Extracted data |
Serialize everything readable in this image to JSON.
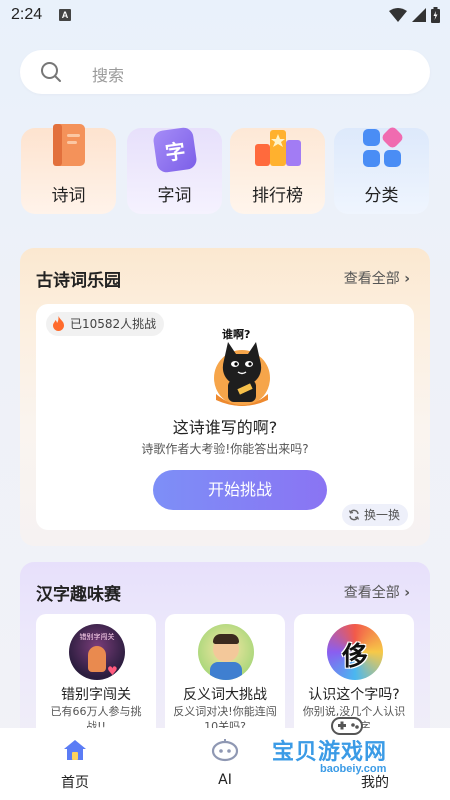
{
  "status_bar": {
    "time": "2:24",
    "notification_letter": "A"
  },
  "search": {
    "placeholder": "搜索"
  },
  "categories": [
    {
      "label": "诗词",
      "icon": "book-icon",
      "color": "#f07f4f"
    },
    {
      "label": "字词",
      "icon": "character-card-icon",
      "glyph": "字",
      "color": "#8e6cf2"
    },
    {
      "label": "排行榜",
      "icon": "podium-icon",
      "color": "#ff6a3d"
    },
    {
      "label": "分类",
      "icon": "grid-category-icon",
      "color": "#4a8df5"
    }
  ],
  "poetry_section": {
    "title": "古诗词乐园",
    "see_all": "查看全部",
    "challenge_badge": "已10582人挑战",
    "mascot_bubble": "谁啊?",
    "question": "这诗谁写的啊?",
    "subtitle": "诗歌作者大考验!你能答出来吗?",
    "start_button": "开始挑战",
    "swap_button": "换一换"
  },
  "hanzi_section": {
    "title": "汉字趣味赛",
    "see_all": "查看全部",
    "games": [
      {
        "title": "错别字闯关",
        "desc": "已有66万人参与挑战!!",
        "thumb_text": "错别字闯关"
      },
      {
        "title": "反义词大挑战",
        "desc": "反义词对决!你能连闯10关吗?"
      },
      {
        "title": "认识这个字吗?",
        "desc": "你别说,没几个人认识这个字",
        "thumb_glyph": "侈"
      }
    ]
  },
  "bottom_nav": [
    {
      "label": "首页",
      "icon": "home-icon",
      "active": true
    },
    {
      "label": "AI",
      "icon": "robot-icon",
      "active": false
    },
    {
      "label": "我的",
      "icon": "profile-icon",
      "active": false
    }
  ],
  "watermark": {
    "text": "宝贝游戏网",
    "url_text": "baobeiy.com"
  },
  "colors": {
    "accent": "#8a74f3",
    "home_icon": "#5b7cf5"
  }
}
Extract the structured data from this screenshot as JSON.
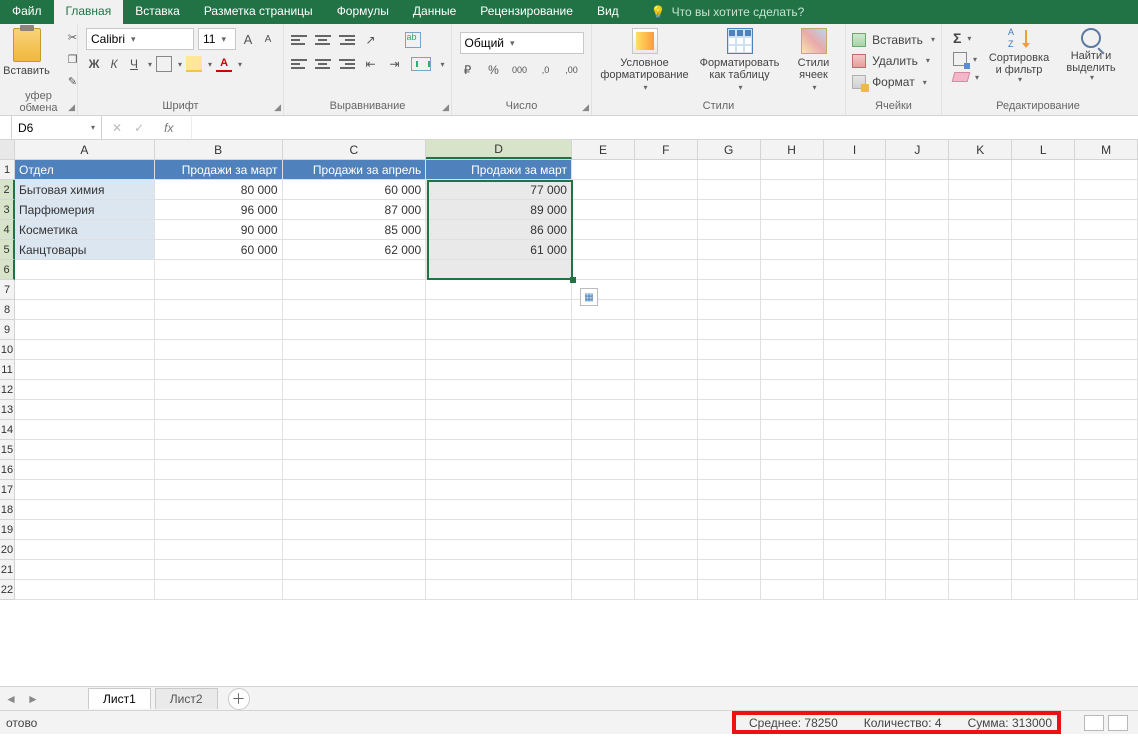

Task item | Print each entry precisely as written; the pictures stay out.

Answer for the task |
Serialize everything readable in this image to JSON.
{
  "status_bar": {
    "time": "2:24",
    "notification_letter": "A"
  },
  "search": {
    "placeholder": "搜索"
  },
  "categories": [
    {
      "label": "诗词",
      "icon": "book-icon",
      "color": "#f07f4f"
    },
    {
      "label": "字词",
      "icon": "character-card-icon",
      "glyph": "字",
      "color": "#8e6cf2"
    },
    {
      "label": "排行榜",
      "icon": "podium-icon",
      "color": "#ff6a3d"
    },
    {
      "label": "分类",
      "icon": "grid-category-icon",
      "color": "#4a8df5"
    }
  ],
  "poetry_section": {
    "title": "古诗词乐园",
    "see_all": "查看全部",
    "challenge_badge": "已10582人挑战",
    "mascot_bubble": "谁啊?",
    "question": "这诗谁写的啊?",
    "subtitle": "诗歌作者大考验!你能答出来吗?",
    "start_button": "开始挑战",
    "swap_button": "换一换"
  },
  "hanzi_section": {
    "title": "汉字趣味赛",
    "see_all": "查看全部",
    "games": [
      {
        "title": "错别字闯关",
        "desc": "已有66万人参与挑战!!",
        "thumb_text": "错别字闯关"
      },
      {
        "title": "反义词大挑战",
        "desc": "反义词对决!你能连闯10关吗?"
      },
      {
        "title": "认识这个字吗?",
        "desc": "你别说,没几个人认识这个字",
        "thumb_glyph": "侈"
      }
    ]
  },
  "bottom_nav": [
    {
      "label": "首页",
      "icon": "home-icon",
      "active": true
    },
    {
      "label": "AI",
      "icon": "robot-icon",
      "active": false
    },
    {
      "label": "我的",
      "icon": "profile-icon",
      "active": false
    }
  ],
  "watermark": {
    "text": "宝贝游戏网",
    "url_text": "baobeiy.com"
  },
  "colors": {
    "accent": "#8a74f3",
    "home_icon": "#5b7cf5"
  }
}
Extract the structured data from this screenshot as JSON.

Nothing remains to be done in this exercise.